Social Security benefits are available for many people who have mental health conditions which limit their ability to hold a job. The National Alliance on Mental Illness estimates that about 35.2 percent of all recipients who receive Social Security Disability Insurance qualify for disability due to mental health conditions.
Social Security Income provides financial need to low-income disabled individuals, based on current income and assets. On the other hand, SSDI requires a disability and minimum past work requirements.
Meeting the criteria
To receive SSDI or SSI from the Social Security Administration, you have to meet the diagnostic criteria for disability, as defined by the SSA, not necessarily your physician. To qualify for SSDI, you also have to meet working requirements. In addition, mental health professionals may not review your application. In fact, the reviewers may not know anything about mental health conditions.
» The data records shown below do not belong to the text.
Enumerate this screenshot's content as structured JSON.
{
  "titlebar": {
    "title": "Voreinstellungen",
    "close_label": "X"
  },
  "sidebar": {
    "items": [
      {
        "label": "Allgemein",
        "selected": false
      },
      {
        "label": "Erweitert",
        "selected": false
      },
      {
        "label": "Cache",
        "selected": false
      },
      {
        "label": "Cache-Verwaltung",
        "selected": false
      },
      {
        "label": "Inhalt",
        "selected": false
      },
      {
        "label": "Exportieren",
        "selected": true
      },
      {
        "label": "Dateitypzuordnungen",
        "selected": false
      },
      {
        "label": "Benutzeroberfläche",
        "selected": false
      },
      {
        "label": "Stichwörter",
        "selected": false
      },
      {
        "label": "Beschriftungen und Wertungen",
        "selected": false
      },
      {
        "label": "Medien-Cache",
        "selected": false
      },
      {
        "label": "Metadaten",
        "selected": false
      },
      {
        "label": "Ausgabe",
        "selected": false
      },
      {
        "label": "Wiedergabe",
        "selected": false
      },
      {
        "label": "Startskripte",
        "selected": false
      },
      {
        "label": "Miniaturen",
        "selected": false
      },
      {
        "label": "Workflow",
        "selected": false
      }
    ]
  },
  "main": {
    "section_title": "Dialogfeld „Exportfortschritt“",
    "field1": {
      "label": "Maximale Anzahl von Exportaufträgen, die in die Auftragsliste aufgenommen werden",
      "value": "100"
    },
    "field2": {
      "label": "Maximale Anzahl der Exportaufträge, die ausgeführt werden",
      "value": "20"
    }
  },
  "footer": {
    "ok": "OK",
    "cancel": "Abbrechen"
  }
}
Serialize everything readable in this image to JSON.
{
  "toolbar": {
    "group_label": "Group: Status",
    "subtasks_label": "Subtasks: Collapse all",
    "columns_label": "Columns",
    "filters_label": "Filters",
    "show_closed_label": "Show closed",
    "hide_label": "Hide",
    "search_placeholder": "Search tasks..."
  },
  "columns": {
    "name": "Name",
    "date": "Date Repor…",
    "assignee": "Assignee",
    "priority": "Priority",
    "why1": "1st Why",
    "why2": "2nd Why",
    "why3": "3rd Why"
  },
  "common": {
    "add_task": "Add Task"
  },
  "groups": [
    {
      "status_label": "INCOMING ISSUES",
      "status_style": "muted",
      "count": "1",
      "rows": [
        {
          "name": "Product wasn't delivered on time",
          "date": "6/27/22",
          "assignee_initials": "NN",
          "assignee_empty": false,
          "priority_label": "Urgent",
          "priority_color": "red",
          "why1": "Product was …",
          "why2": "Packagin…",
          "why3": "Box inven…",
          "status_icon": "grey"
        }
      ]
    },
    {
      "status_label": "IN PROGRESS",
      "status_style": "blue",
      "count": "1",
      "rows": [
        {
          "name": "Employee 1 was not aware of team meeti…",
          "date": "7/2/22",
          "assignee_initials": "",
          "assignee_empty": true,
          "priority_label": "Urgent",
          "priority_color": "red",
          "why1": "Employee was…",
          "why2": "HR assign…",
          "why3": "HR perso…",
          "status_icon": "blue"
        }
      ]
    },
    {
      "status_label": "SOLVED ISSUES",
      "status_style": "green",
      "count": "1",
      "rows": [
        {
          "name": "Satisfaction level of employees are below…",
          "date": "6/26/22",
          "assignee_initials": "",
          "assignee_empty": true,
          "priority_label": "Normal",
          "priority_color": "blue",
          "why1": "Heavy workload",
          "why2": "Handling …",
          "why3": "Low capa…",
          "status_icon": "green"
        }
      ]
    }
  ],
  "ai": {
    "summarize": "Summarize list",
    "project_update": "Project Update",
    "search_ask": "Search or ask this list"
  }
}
NAMI recommends including as much evidence as possible in your claim. You may want to review the SSA criteria before submitting your claim, to ensure you have met the standards to make your claim more probable to pass.
Dealing with a denial
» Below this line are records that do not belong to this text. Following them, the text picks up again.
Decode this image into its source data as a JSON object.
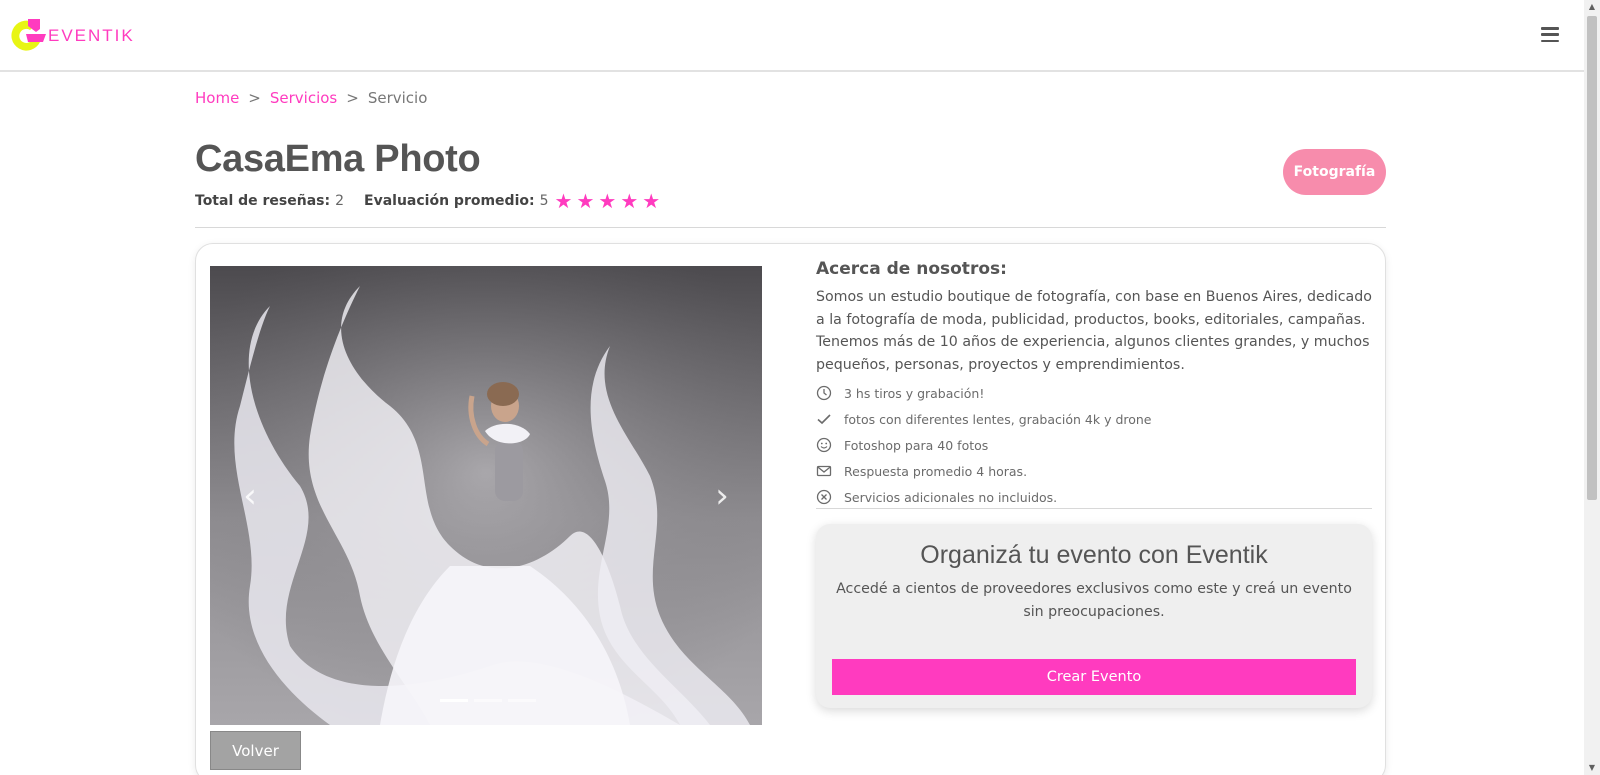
{
  "header": {
    "logo_text": "EVENTIK",
    "brand_colors": {
      "pink": "#ff3bbf",
      "yellow": "#e8f514"
    },
    "menu_icon": "hamburger-icon"
  },
  "breadcrumb": {
    "items": [
      "Home",
      "Servicios"
    ],
    "separator": ">",
    "current": "Servicio"
  },
  "service": {
    "title": "CasaEma Photo",
    "reviews_label": "Total de reseñas:",
    "reviews_count": "2",
    "rating_label": "Evaluación promedio:",
    "rating_value": "5",
    "rating_stars": 5,
    "category": "Fotografía",
    "category_color": "#f78cac"
  },
  "carousel": {
    "prev_icon": "chevron-left-icon",
    "next_icon": "chevron-right-icon",
    "slide_count": 3,
    "active_index": 0
  },
  "about": {
    "title": "Acerca de nosotros:",
    "text": "Somos un estudio boutique de fotografía, con base en Buenos Aires, dedicado a la fotografía de moda, publicidad, productos, books, editoriales, campañas. Tenemos más de 10 años de experiencia, algunos clientes grandes, y muchos pequeños, personas, proyectos y emprendimientos.",
    "features": [
      {
        "icon": "clock-icon",
        "text": "3 hs tiros y grabación!"
      },
      {
        "icon": "check-icon",
        "text": "fotos con diferentes lentes, grabación 4k y drone"
      },
      {
        "icon": "smile-icon",
        "text": "Fotoshop para 40 fotos"
      },
      {
        "icon": "envelope-icon",
        "text": "Respuesta promedio 4 horas."
      },
      {
        "icon": "x-circle-icon",
        "text": "Servicios adicionales no incluidos."
      }
    ]
  },
  "cta": {
    "title": "Organizá tu evento con Eventik",
    "text": "Accedé a cientos de proveedores exclusivos como este y creá un evento sin preocupaciones.",
    "button": "Crear Evento"
  },
  "actions": {
    "back": "Volver"
  }
}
However, many SSDI and SSI claims are denied. Instead of refiling, the claim will need to be appealed before the SSA grants approval.
An attorney can help you navigate both the application and appeals procedure. Sometimes, claims are denied due to simple mistakes made by someone who has never filled out this type of paperwork. The SSA may explain why it denied the claim in the letter it sends, but more often, the person who was denied will have to follow up themselves to learn why the SSA did not approve the claim.
The appeals process can be stressful and frustrating. Having a disability lawyer on your side can help you have confidence in going forward. You may need to track down medical records and other documentation that proves your disability exists. Your lawyer can be an asset in helping you understand everything you require.